Check out this fantastic overview of starting a fire from Go RVing Canada:
Now comes the big decision: What kind of fire do you want to build? Seasoned campers will tell you that different firewood configurations serve different purposes, so here are some options.
Tepee: This simple design is suitable for cooking. Place your tinder bundle in the center, then surround it with a “tepee” of kindling sticks. Place your wood in a similar fashion around the kindling. Light the tinder, and the upward flames will grow as they ignite kindling and then wood.
More tepee basics here from CleverHiker.com:
Lean-to: Is your campsite buffeted by a steady wind? Then the lean-to fire might be your solution. Place a long piece of kindling into the ground at a 30-degree angle, with the end of the stick pointing into the wind. Put your pile of tinder under the stick as a support, then lean additional pieces of kindling against the first stick so that it forms a “lean-to” over the tinder. Take extra caution, as windy conditions can carry embers away from the fire.

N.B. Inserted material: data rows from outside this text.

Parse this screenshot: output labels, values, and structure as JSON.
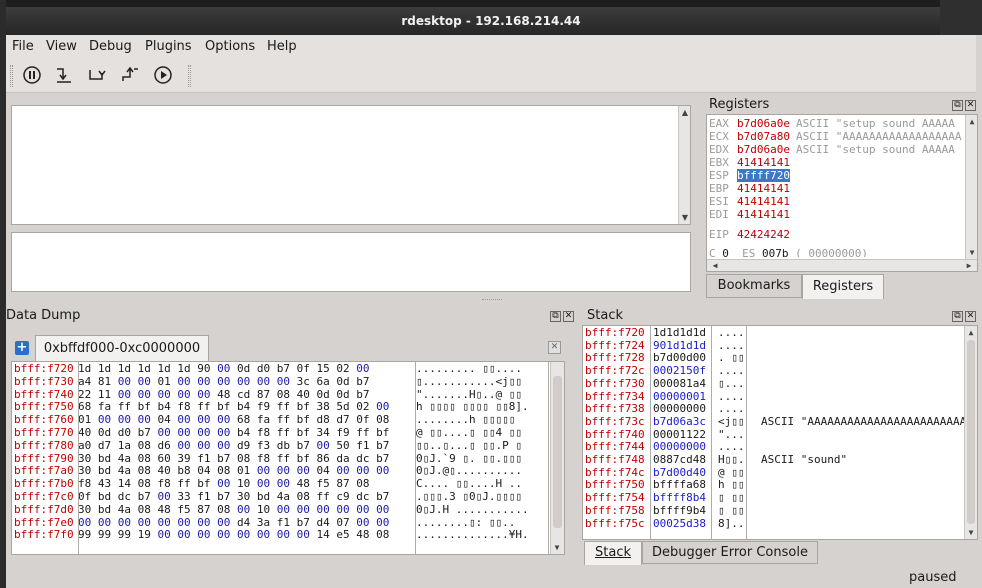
{
  "window": {
    "title": "rdesktop - 192.168.214.44"
  },
  "menu": [
    "File",
    "View",
    "Debug",
    "Plugins",
    "Options",
    "Help"
  ],
  "toolbar": [
    {
      "name": "pause-icon",
      "glyph": "⏸"
    },
    {
      "name": "step-into-icon",
      "glyph": "↴"
    },
    {
      "name": "step-over-icon",
      "glyph": "↷"
    },
    {
      "name": "step-out-icon",
      "glyph": "↗"
    },
    {
      "name": "run-icon",
      "glyph": "▶"
    }
  ],
  "registers": {
    "title": "Registers",
    "rows": [
      {
        "name": "EAX",
        "value": "b7d06a0e",
        "comment": "ASCII \"setup sound AAAAA"
      },
      {
        "name": "ECX",
        "value": "b7d07a80",
        "comment": "ASCII \"AAAAAAAAAAAAAAAAAA"
      },
      {
        "name": "EDX",
        "value": "b7d06a0e",
        "comment": "ASCII \"setup sound AAAAA"
      },
      {
        "name": "EBX",
        "value": "41414141",
        "comment": ""
      },
      {
        "name": "ESP",
        "value": "bffff720",
        "comment": "",
        "selected": true
      },
      {
        "name": "EBP",
        "value": "41414141",
        "comment": ""
      },
      {
        "name": "ESI",
        "value": "41414141",
        "comment": ""
      },
      {
        "name": "EDI",
        "value": "41414141",
        "comment": ""
      },
      {
        "name": "EIP",
        "value": "42424242",
        "comment": ""
      }
    ],
    "flags_line": {
      "c_label": "C",
      "c_value": "0",
      "es_label": "ES",
      "es_value": "007b",
      "es_extra": "( 00000000)"
    }
  },
  "right_tabs": [
    "Bookmarks",
    "Registers"
  ],
  "dump": {
    "title": "Data Dump",
    "tab_label": "0xbffdf000-0xc0000000",
    "rows": [
      {
        "addr": "bfff:f720",
        "hex": "1d 1d 1d 1d 1d 1d 90 00 0d d0 b7 0f 15 02 00",
        "ascii": "......... ▯▯...."
      },
      {
        "addr": "bfff:f730",
        "hex": "a4 81 00 00 01 00 00 00 00 00 00 3c 6a 0d b7",
        "ascii": "▯...........<j▯▯"
      },
      {
        "addr": "bfff:f740",
        "hex": "22 11 00 00 00 00 00 48 cd 87 08 40 0d 0d b7",
        "ascii": "\".......H▯..@ ▯▯"
      },
      {
        "addr": "bfff:f750",
        "hex": "68 fa ff bf b4 f8 ff bf b4 f9 ff bf 38 5d 02 00",
        "ascii": "h ▯▯▯▯ ▯▯▯▯ ▯▯8]."
      },
      {
        "addr": "bfff:f760",
        "hex": "01 00 00 00 04 00 00 00 68 fa ff bf d8 d7 0f 08",
        "ascii": "........h ▯▯▯▯▯"
      },
      {
        "addr": "bfff:f770",
        "hex": "40 0d d0 b7 00 00 00 00 b4 f8 ff bf 34 f9 ff bf",
        "ascii": "@ ▯▯....▯ ▯▯4 ▯▯"
      },
      {
        "addr": "bfff:f780",
        "hex": "a0 d7 1a 08 d6 00 00 00 d9 f3 db b7 00 50 f1 b7",
        "ascii": "▯▯..▯...▯ ▯▯.P ▯"
      },
      {
        "addr": "bfff:f790",
        "hex": "30 bd 4a 08 60 39 f1 b7 08 f8 ff bf 86 da dc b7",
        "ascii": "0▯J.`9 ▯. ▯▯.▯▯▯"
      },
      {
        "addr": "bfff:f7a0",
        "hex": "30 bd 4a 08 40 b8 04 08 01 00 00 00 04 00 00 00",
        "ascii": "0▯J.@▯.........."
      },
      {
        "addr": "bfff:f7b0",
        "hex": "f8 43 14 08 f8 ff bf 00 10 00 00 48 f5 87 08",
        "ascii": " C.... ▯▯....H .."
      },
      {
        "addr": "bfff:f7c0",
        "hex": "0f bd dc b7 00 33 f1 b7 30 bd 4a 08 ff c9 dc b7",
        "ascii": ".▯▯▯.3 ▯0▯J.▯▯▯▯"
      },
      {
        "addr": "bfff:f7d0",
        "hex": "30 bd 4a 08 48 f5 87 08 00 10 00 00 00 00 00 00",
        "ascii": "0▯J.H ..........."
      },
      {
        "addr": "bfff:f7e0",
        "hex": "00 00 00 00 00 00 00 00 d4 3a f1 b7 d4 07 00 00",
        "ascii": "........▯: ▯▯.."
      },
      {
        "addr": "bfff:f7f0",
        "hex": "99 99 99 19 00 00 00 00 00 00 00 00 14 e5 48 08",
        "ascii": "..............¥H."
      }
    ]
  },
  "stack": {
    "title": "Stack",
    "rows": [
      {
        "addr": "bfff:f720",
        "value": "1d1d1d1d",
        "ascii": "....",
        "comment": "",
        "ptr": false
      },
      {
        "addr": "bfff:f724",
        "value": "901d1d1d",
        "ascii": "....",
        "comment": "",
        "ptr": true
      },
      {
        "addr": "bfff:f728",
        "value": "b7d00d00",
        "ascii": ". ▯▯",
        "comment": "",
        "ptr": false
      },
      {
        "addr": "bfff:f72c",
        "value": "0002150f",
        "ascii": "....",
        "comment": "",
        "ptr": true
      },
      {
        "addr": "bfff:f730",
        "value": "000081a4",
        "ascii": "▯...",
        "comment": "",
        "ptr": false
      },
      {
        "addr": "bfff:f734",
        "value": "00000001",
        "ascii": "....",
        "comment": "",
        "ptr": true
      },
      {
        "addr": "bfff:f738",
        "value": "00000000",
        "ascii": "....",
        "comment": "",
        "ptr": false
      },
      {
        "addr": "bfff:f73c",
        "value": "b7d06a3c",
        "ascii": "<j▯▯",
        "comment": "ASCII \"AAAAAAAAAAAAAAAAAAAAAAAAA",
        "ptr": true
      },
      {
        "addr": "bfff:f740",
        "value": "00001122",
        "ascii": "\"...",
        "comment": "",
        "ptr": false
      },
      {
        "addr": "bfff:f744",
        "value": "00000000",
        "ascii": "....",
        "comment": "",
        "ptr": true
      },
      {
        "addr": "bfff:f748",
        "value": "0887cd48",
        "ascii": "H▯▯.",
        "comment": "ASCII \"sound\"",
        "ptr": false
      },
      {
        "addr": "bfff:f74c",
        "value": "b7d00d40",
        "ascii": "@ ▯▯",
        "comment": "",
        "ptr": true
      },
      {
        "addr": "bfff:f750",
        "value": "bffffa68",
        "ascii": "h ▯▯",
        "comment": "",
        "ptr": false
      },
      {
        "addr": "bfff:f754",
        "value": "bffff8b4",
        "ascii": "▯ ▯▯",
        "comment": "",
        "ptr": true
      },
      {
        "addr": "bfff:f758",
        "value": "bffff9b4",
        "ascii": "▯ ▯▯",
        "comment": "",
        "ptr": false
      },
      {
        "addr": "bfff:f75c",
        "value": "00025d38",
        "ascii": "8]..",
        "comment": "",
        "ptr": true
      }
    ]
  },
  "bottom_tabs": [
    "Stack",
    "Debugger Error Console"
  ],
  "status": "paused"
}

Log Cabin: If you’ve ever played with Lincoln Logs, then this design will be a snap. Place a tepee of tinder and kindling in the middle. Place two logs in parallel on each side of the tinder. Stack another pair of logs on top of the first pair so that it looks like #. Continue until you’ve built your “log cabin,” and light it up.
Platform: This configuration is another favorite for campfire cooks. Like the log cabin, you place the logs in perpendicular rows, but instead of pairs, place three or more logs in a dense configuration. Light from the top to create a solid “platform” of coals for pots and pans, says Backpacker.
Star: Prefer a slow burn? To build a star fire, place logs end-to-end so that they resemble an asterisk. Place tinder and kindling in the center of the asterisk, and light. Nudge logs toward the center as they burn for gradual consumption. To extinguish, pull logs apart.
Keep your fire under control — never stack the wood so high that the blaze will collapse and spill out of the fire ring. Keep an eye on the fire at all times, and keep a shovel and water in reach to snuff out any out-of-control flames. If you’re using a grill for cooking, make sure it’s on a stable base — hot metal can cause serious burns (and you don’t want those hot dogs to fall into the flames if the grill tips). Plan a campfire-friendly treat to take advantage of your makeshift heat source.
Ready to call it a night? After extinguishing the flames with water, stir the embers with a stick and pour more water on it. Don’t leave the site until the ashes are cool to the touch; allow 20 minutes for the process, according to the Art of Manliness. Clean up and remove any plastic or foil that might have accidentally fallen into the fire. If you’re in the backcountry, crush any remaining charcoal and scatter the remains in a wide area.
Last step: Keep an extra supply of marshmallows on hand for the next night’s campfire.